They are using Massive Attack by the British band of the same name for their exhibition program. “We did the choreography ourselves,” Jost said. “We do it all the time for galas.” Off ice, Carron listens to almost any kind of music, while Jost especially likes rock.

The dancers normally train in Lyon, France, where they work with Muriel Zazoui, Romain Haguenauer, and Benjamin Delmas, but they also work with Dubreuil and Lauzon on their lifts. They usually train for three or four hours a day on ice, six days a week, with another hour or two of off ice training in the summer. In the winter, they do off ice work only once or twice a week.

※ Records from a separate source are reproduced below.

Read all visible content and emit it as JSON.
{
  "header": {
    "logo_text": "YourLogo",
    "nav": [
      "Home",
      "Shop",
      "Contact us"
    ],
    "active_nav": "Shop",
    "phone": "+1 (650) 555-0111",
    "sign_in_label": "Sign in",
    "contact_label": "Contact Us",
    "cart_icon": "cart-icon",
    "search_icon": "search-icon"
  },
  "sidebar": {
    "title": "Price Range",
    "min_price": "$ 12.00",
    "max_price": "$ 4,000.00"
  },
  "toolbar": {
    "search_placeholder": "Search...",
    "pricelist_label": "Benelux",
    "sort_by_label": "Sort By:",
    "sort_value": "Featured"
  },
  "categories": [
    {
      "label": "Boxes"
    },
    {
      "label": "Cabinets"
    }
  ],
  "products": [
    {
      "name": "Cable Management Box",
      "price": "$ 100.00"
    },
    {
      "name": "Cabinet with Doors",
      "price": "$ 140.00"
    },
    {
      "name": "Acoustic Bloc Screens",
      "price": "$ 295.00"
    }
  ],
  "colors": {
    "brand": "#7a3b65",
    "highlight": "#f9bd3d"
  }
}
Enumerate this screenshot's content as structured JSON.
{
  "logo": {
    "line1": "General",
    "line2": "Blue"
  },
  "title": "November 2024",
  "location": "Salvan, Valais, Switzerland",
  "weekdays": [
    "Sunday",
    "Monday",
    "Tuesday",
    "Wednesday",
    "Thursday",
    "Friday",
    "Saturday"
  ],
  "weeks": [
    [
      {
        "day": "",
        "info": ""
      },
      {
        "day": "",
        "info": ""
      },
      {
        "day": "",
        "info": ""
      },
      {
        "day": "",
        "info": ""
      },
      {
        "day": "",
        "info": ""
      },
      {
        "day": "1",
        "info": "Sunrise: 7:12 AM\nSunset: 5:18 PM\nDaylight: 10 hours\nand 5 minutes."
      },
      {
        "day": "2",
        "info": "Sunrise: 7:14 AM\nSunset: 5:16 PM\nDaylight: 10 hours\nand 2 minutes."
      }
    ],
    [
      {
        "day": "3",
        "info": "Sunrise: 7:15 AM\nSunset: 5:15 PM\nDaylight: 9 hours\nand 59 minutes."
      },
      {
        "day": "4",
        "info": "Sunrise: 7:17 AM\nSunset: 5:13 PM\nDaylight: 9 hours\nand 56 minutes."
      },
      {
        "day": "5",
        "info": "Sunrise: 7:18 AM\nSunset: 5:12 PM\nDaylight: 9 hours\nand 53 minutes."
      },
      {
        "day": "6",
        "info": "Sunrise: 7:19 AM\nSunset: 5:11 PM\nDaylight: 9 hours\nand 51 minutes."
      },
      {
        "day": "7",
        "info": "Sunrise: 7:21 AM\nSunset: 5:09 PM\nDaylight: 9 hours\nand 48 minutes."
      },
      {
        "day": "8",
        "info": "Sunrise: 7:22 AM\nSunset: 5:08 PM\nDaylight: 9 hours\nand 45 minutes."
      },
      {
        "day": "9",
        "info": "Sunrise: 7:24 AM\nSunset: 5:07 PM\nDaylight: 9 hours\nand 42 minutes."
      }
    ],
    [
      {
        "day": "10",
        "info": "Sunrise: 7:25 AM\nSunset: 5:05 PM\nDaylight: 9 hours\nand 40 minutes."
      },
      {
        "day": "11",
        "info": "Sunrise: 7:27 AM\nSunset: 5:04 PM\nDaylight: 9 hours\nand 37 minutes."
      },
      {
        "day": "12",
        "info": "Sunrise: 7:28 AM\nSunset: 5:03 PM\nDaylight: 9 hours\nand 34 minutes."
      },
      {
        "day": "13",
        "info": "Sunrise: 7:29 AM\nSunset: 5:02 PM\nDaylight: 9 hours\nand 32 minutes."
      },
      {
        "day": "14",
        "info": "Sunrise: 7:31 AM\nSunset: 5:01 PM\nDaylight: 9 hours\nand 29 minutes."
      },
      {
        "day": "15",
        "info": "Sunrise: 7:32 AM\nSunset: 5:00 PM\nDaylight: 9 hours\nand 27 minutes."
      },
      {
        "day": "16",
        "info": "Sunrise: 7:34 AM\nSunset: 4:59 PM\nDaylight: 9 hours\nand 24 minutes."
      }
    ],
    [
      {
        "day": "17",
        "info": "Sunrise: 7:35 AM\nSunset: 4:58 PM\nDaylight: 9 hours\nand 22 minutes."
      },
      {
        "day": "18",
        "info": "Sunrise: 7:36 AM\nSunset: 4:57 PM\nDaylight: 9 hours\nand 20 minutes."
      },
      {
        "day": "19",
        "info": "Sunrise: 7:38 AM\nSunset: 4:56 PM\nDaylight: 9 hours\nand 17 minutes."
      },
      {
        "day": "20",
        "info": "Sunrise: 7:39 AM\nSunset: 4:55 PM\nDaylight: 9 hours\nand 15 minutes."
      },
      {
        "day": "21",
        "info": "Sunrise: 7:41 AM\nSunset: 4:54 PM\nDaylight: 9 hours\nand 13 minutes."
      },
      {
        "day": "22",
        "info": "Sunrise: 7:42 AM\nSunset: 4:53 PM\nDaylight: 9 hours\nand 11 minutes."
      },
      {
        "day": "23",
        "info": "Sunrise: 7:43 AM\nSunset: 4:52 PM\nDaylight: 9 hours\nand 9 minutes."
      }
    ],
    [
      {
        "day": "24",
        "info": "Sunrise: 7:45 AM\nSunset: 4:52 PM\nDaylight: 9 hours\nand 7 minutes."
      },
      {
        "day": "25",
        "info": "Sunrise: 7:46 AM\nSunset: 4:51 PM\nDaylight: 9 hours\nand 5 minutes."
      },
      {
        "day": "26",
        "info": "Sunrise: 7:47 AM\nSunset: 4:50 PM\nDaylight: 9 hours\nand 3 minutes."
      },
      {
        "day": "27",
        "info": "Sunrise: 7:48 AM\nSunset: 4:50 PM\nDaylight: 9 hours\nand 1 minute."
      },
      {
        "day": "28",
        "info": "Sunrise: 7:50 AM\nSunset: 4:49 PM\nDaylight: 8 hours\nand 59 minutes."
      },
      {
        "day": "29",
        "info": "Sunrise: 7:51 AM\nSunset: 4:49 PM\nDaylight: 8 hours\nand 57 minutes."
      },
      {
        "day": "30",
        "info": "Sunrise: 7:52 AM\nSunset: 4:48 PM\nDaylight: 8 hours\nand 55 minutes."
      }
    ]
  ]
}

Jost’s introduction to the ice came when he was eight. “My parents took me to a sports camp, where you could try all kinds of sports,” he recalled. “I saw the skating and asked my parents to try it. I liked it so I continued. I started dance almost immediately as it is the specialty of the club in my town.” Carron started at six years of age. “All of my family skated for fun,” she said. “I started in the same club as Matthieu, so I also went quickly into dance.”

Carron is currently in her second year of law school, while Jost has completed a university degree in computer science. He works as a computer science engineer, outsourcing business computer work.

Both of the dancers enjoy participating in other sports for fun. Both play tennis and water ski, while Jost also plays golf. Carron also enjoys reading, shopping and going to the theatre.